Analysing branded napkins at laboratories led to Muru-ganantham’s first breakthrough. “I found out that these napkins were made of cellulose derived from the bark of a tree,” he said. A high school dropout who initially worked as a helper in a welding workshop, he taught himself English and pretended to be a millionaire to get US manufacturers to send him samples of their raw material. Demystifying the napkin was only the first step. Once he knew how to make them, he discovered that the machine necessary to convert the pine wood fiber into cellulose cost more than half a million US dollars. It’s one of the reasons why only multinational giants have dominated the sanitary napkin making industry in India. It took Muruganantam a little over four years to create a simpler version of the machine, but he eventually found a solution. Powered by electricity and foot pedals, the machine de-fibers the cellulose, compresses it into napkin form, seals it with non-woven fabrics, and finally sterilises it with ultraviolet light. He can now make 1,000 napkins a day.
Despite achieving such a breakthrough and also acquiring patent for his invention, Muruganantham doesn’t sell his products commercially. “It’s a service,” he says. His company, Jayaashree Industries, helps rural women buy one of the $2,500 machines through NGOs, government loans, and rural self-help groups. “My vision is to make India a 100 per cent napkin-using country,” he says. “We can create 1 million employment opportunities for rural women and expand the model to other developing nations.” Today, there are about 1,000 machines deployed in 25 states across India and in a few countries abroad like South Africa, Nigeria, Ethiopia, Kenya, Uganda, Nepal, Mauritius, Nepal and Bangladesh.

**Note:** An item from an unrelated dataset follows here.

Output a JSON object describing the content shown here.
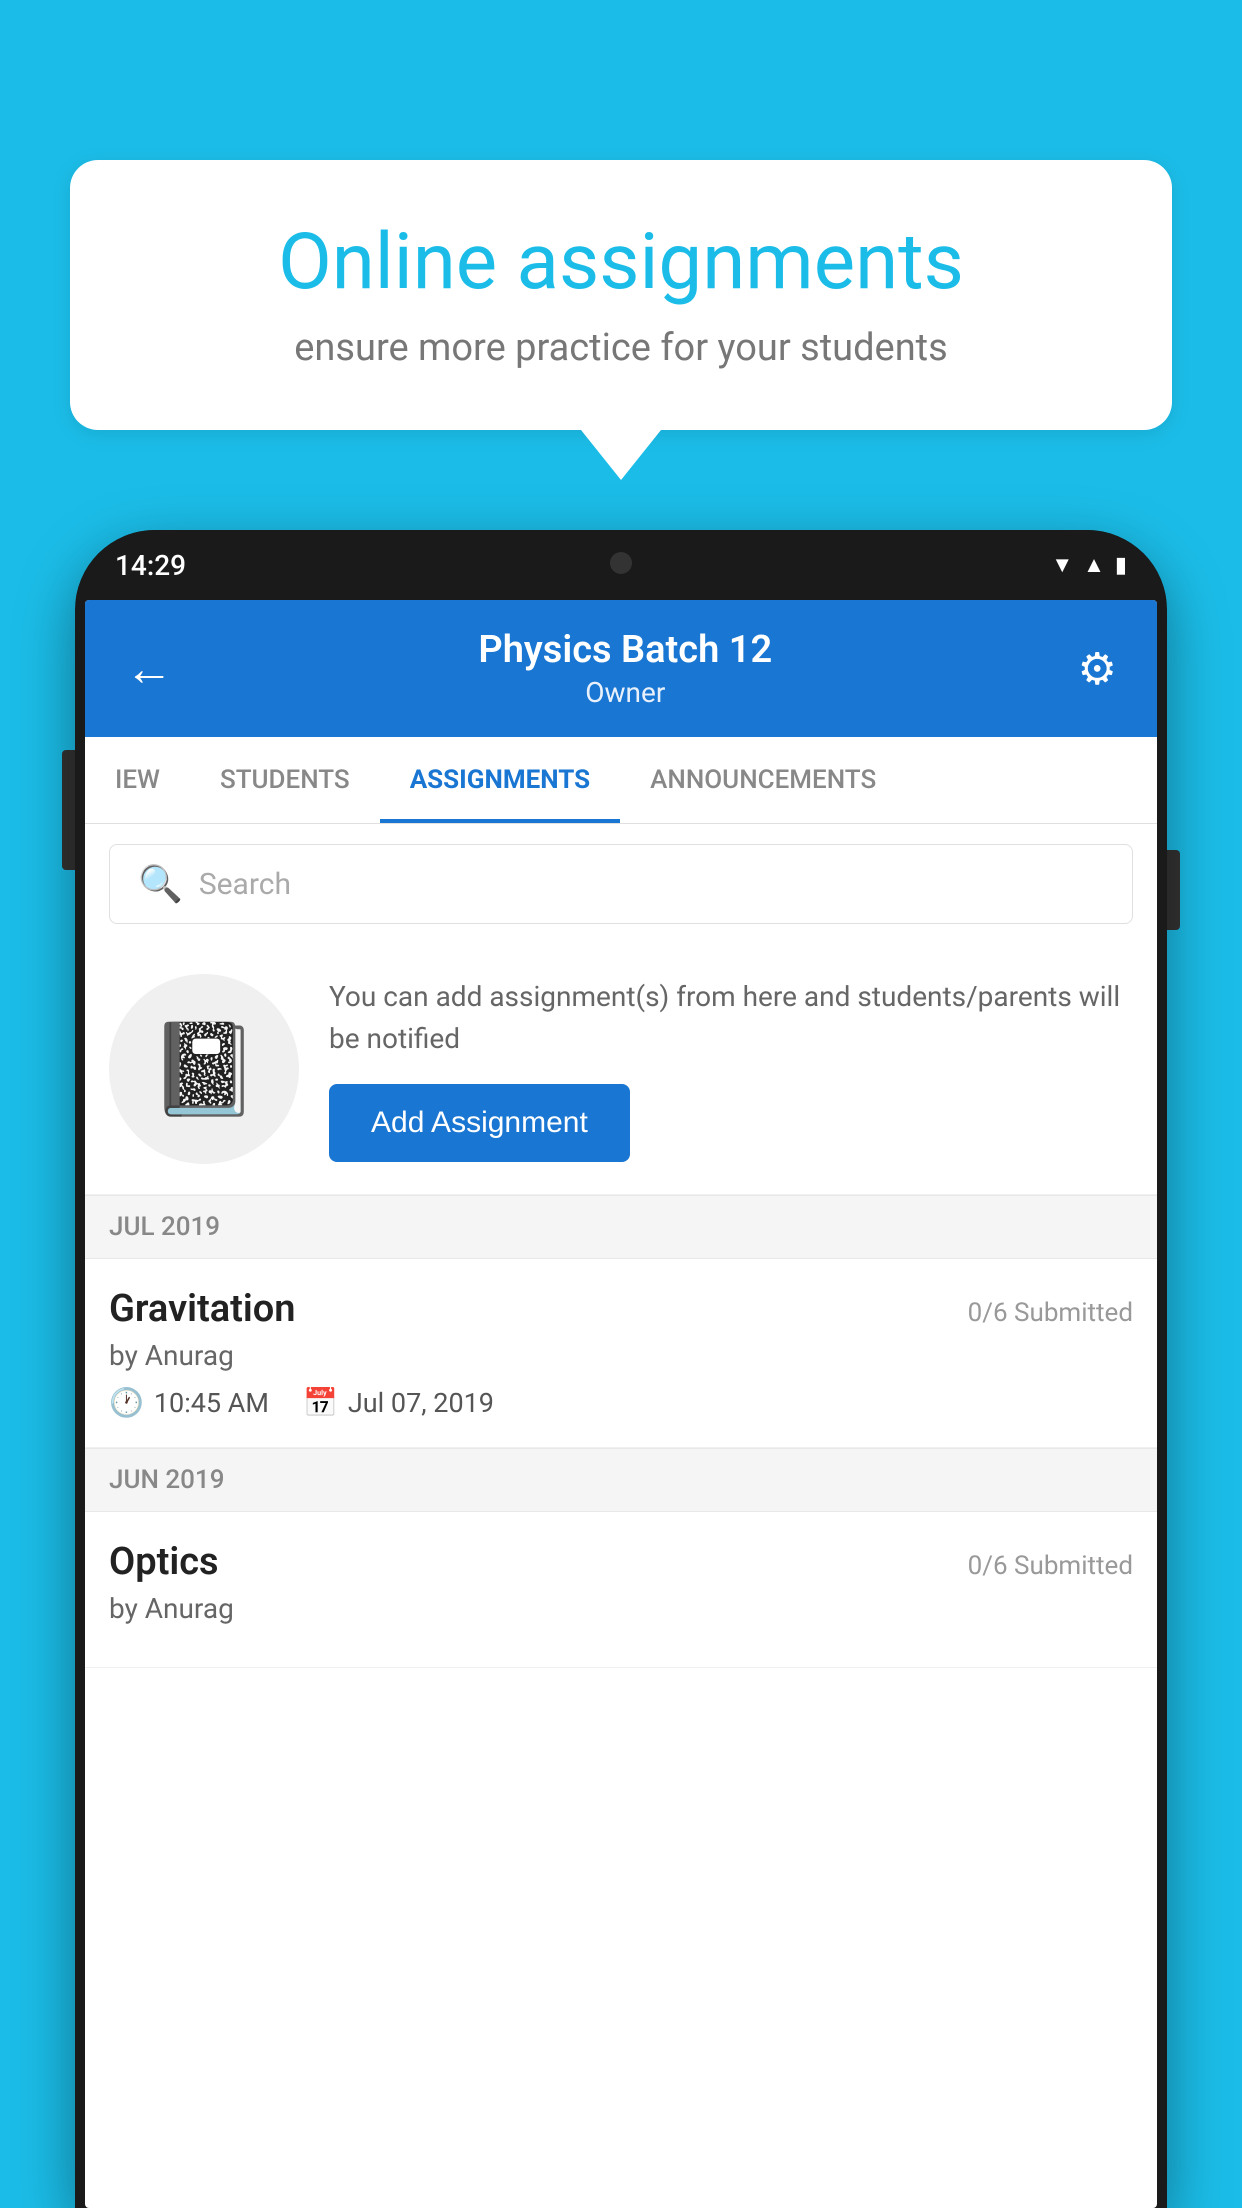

Muruganantham’s machine and business model help create a win-win situation. A rural woman can be taught to make napkins on it in three hours. Running one of the machines employs four to ten women in total, which creates income for rural women. Customers now have access to cheap sanitary napkins and can order customised napkins of varying thicknesses for their individual needs. Overall, Muruganan-tham’s model offers livelihood, hygiene, dignity and empowerment to women all over the world. And it does so using a sustainable business framework.
Murugunantham is satisfied with his invention and also with the response that he received from people across the world. But he feels that the real issue is to fight against the taboos prevailing in society with regard to the napkins. Therefore, he is fighting at many fronts at a time—fighting against taboos by educating women, imparting training to rural women how to operate the machine, sell the product, earn money for their families and ultimately create awareness about hygiene. “Only women can do that,” he says. “If a unit is set up in a village, the first thing its members do is talk to women there about its importance. Since the product is priced between Re 1 to Rs1.50, the women don’t hesitate to buy them.” It’s not necessary that customers buy the entire packet — the ‘resident dealers’ also sell napkins singly. “A woman can buy as many napkins as she wants,” says Muruganantham
Though Muruganantham has been honoured by former President of India Smt Pratibha Patil and by many other dignitaries, the encouragement that he received from Dr APJ Abdul Kalam recently motivated him to touch new heights. And he has treaded the step towards those heights.